Herriman Mountain Bike Team athletes build a strong community through cyclingApr 30, 2022 10:54AM ● By Peri Kinder
Herriman High School mountain bike racer, Emily Preece, said learning how to ride and be part of the team has changed her life. (Photos courtesy of Brandon Preece)
By Peri Kinder | [email protected]
For Emily Preece, mountain biking seemed grueling. She had no desire to tackle steep climbs and rocky trails on a bike. But her father, Brandon Preece, an experienced mountain biker, and the team director for the Herriman Mountain Bike Team, finally convinced Emily to give it a shot.
“I’ve never been really physically active,” she said. “The uphill riding totally killed me. I complained all the way.”
But she kept at it and now, two years later, she’s a team captain.
“It was hard for her, really hard for her,” Brandon Preece said. “But she found friends she started to get to know and qualified for state in her second year of mountain biking. It’s okay for things to be hard but cycling teaches you some things to help you handle the hard things.”
The Herriman Mountain Bike Team is made up of riders (of all skill levels) and coaches from Herriman High School as well as junior high schools within the high school’s boundaries. Preece said being on the team is not about competition, it’s about mental and physical growth.
When Emily, a 17-year-old junior at HHS, first started riding, she had dedicated trainers helping her learn how to tackle obstacles, both on the trail and in her mind. She practiced in a rock garden where she had to ride across challenging terrain.
“It not only taught me how to ride over the rocks and trust my bike, it helped me mentally realize I could do it,” she said. “You don’t have to know how to ride a bike on the mountain before joining the team. Anyone can mountain bike. It’s one of the most uplifting sports you can do. There’s no rivalry.
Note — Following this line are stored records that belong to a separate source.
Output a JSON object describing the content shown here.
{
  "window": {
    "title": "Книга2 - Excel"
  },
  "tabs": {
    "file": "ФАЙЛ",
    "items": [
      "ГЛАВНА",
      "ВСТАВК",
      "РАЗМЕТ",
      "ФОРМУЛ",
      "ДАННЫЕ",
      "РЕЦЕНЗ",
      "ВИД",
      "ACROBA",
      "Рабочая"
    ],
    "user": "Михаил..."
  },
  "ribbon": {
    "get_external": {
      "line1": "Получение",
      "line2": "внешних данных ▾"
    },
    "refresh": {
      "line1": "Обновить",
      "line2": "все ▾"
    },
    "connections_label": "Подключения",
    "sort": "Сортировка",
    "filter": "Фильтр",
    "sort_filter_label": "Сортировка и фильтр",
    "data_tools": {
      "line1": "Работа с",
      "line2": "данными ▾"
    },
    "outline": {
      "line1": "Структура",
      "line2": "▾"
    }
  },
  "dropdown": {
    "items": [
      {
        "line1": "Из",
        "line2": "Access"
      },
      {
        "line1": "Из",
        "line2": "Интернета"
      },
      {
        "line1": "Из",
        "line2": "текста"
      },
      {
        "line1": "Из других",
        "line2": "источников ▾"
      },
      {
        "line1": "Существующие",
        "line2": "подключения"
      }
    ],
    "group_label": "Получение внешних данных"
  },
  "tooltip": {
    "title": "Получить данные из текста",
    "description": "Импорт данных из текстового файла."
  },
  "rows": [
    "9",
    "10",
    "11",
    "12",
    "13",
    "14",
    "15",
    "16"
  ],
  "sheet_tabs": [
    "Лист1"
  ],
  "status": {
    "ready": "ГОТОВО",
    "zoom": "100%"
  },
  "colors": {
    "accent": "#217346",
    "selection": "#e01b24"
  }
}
We’re all just helping each other.”
Since 2009, the Herriman Mountain Bike Team has worked with riders under the guidance of the
National Interscholastic Cycling Association, which creates mountain biking programs for students across the country.
Brandon Preece has been with the team for four years and has worked with every level of biker, from first-time riders to competitive varsity cyclists. He finds there are opportunities for every person on the team to improve, compete and participate in riding groups based on their skills, abilities and goals.
“NICA has five core principles: strong body, strong mind, strong character, inclusivity and equality,” Preece said. “We strive to instill those principles in our riders. We’re teaching them to do something hard. I can guarantee that they won’t love it the first few practices if they’ve never biked. But they’ll learn to love it and make friends and come back for a second season.”
Emily said joining the team changed her life. It can be intimidating to train with the boys on the team, but she has made long-lasting connections through NICA’s Girls Riding Together program. Today, girls make up only 20% of mountain biking athletes. GRT’s goal is to get more girls on bikes by promoting confidence and self-esteem, and creating a safe environment for young women to succeed.
Emily set a goal to race JV-A in the upcoming season, a step just below varsity riders. “I never saw myself racing JV-A,” she said. “Making friends on the team was one of the biggest things that made me decide to do it. We all push each other to be better. We get together and hang out. It helps so much to know you’re not the only girl on the team.”
Brandon Preece said mountain biking is a sport people can enjoy as individuals, teams and families, and hopes more people are inspired to try it out.
“I ride with the kids and we need an army of parents to make this league run,” he said. “I’m hoping in 10 years to still be mountain biking with my kids. There are few lifelong sports, but cycling is one of those things you can do for a lifetime.”